3. How much work is involved? Of course, most lawyers give away some amount of work for free, even where others are paid for it. Most lawyers will write an article every so often for a bar magazine or AmLaw 100 publication, or an op-ed piece for a newspaper or speak at a conference for no charge. In many of these cases, the newspaper or the conferences generate revenue even though they might not compensate you for your services. Still, these cases are distinguishable because they don’t rely on your work product for their revenue. In contrast to Huffington Post, which depended exclusively at the beginning on user-generated content (it did start paying some writers down the line), most of these publications would survive without contributions from readers. Moreover, writing a couple of articles here and there for no charge doesn’t pose an opportunity cost in the way that providing content or working free on a regular basis is.
4. Are you doing the work for yourself? Of course, most bloggers don’t get paid – so you may wonder why I’m so adamantly opposed to working for free when I’ve been blogging largely uncompensated for eight years (though this site has been monetized a little bit since 2008 which is why I pay regular writers and am reluctant to accept guest posts because I can’t pay everyone). Well, actually, blogging does pay – only you make an investment in yourself and your practice by staying current on emerging areas of law, improving your writing skills and building a reputation. When you work free for others, you’re giving the value of your investment to them.
As Jay Foonberg, author of How to Start and Build a Law Practice famously says:
Would you rather do the work and not get paid? Or NOT do the work and NOT get paid.
My 21st century spin on Jay’s old Chestnut is this:
If you get paid, I get paid.
Maybe that’s an old-fashioned sentiment in a free-wheeling, crowdsourcing kind of world. But then again, so is freeloading.
I think #3 is pretty important. There’s a big difference between a one-off op-ed or guest blog, and a regular gig. If you are doing a one-shot deal, you likely are doing it for a particular reason, such as wanting to get a message out to a broader audience.
But if the gig is regular, and the site is for-profit, then one should expect fair payment and not complain afterwards when it turns out the owner was making bucks off their backs.
Now that there’s significant money involved, I see a possible FLSA and/or state wage claims in the near distant future for uncompensated work. There was a prior claim years ago relating to AOL’s moderators, who AOL argued were unpaid volunteers but the Court ruled otherwise and, as I recall, held them as employees who were owed wages, including but not limited to overtime.

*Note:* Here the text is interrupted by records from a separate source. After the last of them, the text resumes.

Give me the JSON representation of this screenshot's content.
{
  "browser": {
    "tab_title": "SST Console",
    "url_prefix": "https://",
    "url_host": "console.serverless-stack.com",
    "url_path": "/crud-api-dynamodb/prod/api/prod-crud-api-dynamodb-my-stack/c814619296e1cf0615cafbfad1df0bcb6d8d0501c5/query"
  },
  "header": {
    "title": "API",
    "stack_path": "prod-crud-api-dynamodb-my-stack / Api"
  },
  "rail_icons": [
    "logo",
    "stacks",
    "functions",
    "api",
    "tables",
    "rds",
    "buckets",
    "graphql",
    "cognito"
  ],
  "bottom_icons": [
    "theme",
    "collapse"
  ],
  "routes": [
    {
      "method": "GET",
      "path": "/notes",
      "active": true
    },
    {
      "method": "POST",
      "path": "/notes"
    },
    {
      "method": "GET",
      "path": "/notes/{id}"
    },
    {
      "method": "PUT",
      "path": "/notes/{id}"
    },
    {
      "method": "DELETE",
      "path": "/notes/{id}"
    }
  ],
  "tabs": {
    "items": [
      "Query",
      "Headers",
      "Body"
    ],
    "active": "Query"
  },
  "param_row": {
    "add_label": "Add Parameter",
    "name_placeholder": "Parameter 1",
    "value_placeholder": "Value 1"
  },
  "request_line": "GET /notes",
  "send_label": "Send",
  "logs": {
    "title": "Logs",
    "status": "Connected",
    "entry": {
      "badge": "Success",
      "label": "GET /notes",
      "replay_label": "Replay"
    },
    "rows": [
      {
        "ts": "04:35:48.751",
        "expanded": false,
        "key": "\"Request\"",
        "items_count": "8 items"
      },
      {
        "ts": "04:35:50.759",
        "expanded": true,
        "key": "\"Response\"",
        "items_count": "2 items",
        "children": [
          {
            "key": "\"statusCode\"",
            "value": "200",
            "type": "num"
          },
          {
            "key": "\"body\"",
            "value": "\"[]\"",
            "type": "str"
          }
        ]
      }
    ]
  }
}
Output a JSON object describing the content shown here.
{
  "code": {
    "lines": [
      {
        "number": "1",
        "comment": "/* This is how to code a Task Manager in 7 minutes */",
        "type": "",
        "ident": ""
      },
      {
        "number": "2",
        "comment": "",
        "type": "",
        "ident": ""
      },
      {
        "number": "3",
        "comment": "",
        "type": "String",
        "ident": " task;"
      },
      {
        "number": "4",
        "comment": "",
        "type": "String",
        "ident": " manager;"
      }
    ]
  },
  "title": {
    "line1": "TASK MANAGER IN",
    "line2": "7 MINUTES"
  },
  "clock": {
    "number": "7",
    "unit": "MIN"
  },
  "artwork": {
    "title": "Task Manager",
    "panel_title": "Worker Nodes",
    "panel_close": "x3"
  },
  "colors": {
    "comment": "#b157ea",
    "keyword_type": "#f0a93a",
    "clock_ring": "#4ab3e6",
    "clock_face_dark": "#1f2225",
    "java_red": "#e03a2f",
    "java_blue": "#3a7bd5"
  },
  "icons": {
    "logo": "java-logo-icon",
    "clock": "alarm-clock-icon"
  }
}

Interesting in light of DOL’s recent standards for unpaid interns – substitute ‘unpaid blogger’ and see which way you think they’ll go on this: http://www.dol.gov/whd/regs/compliance/whdfs71.pdf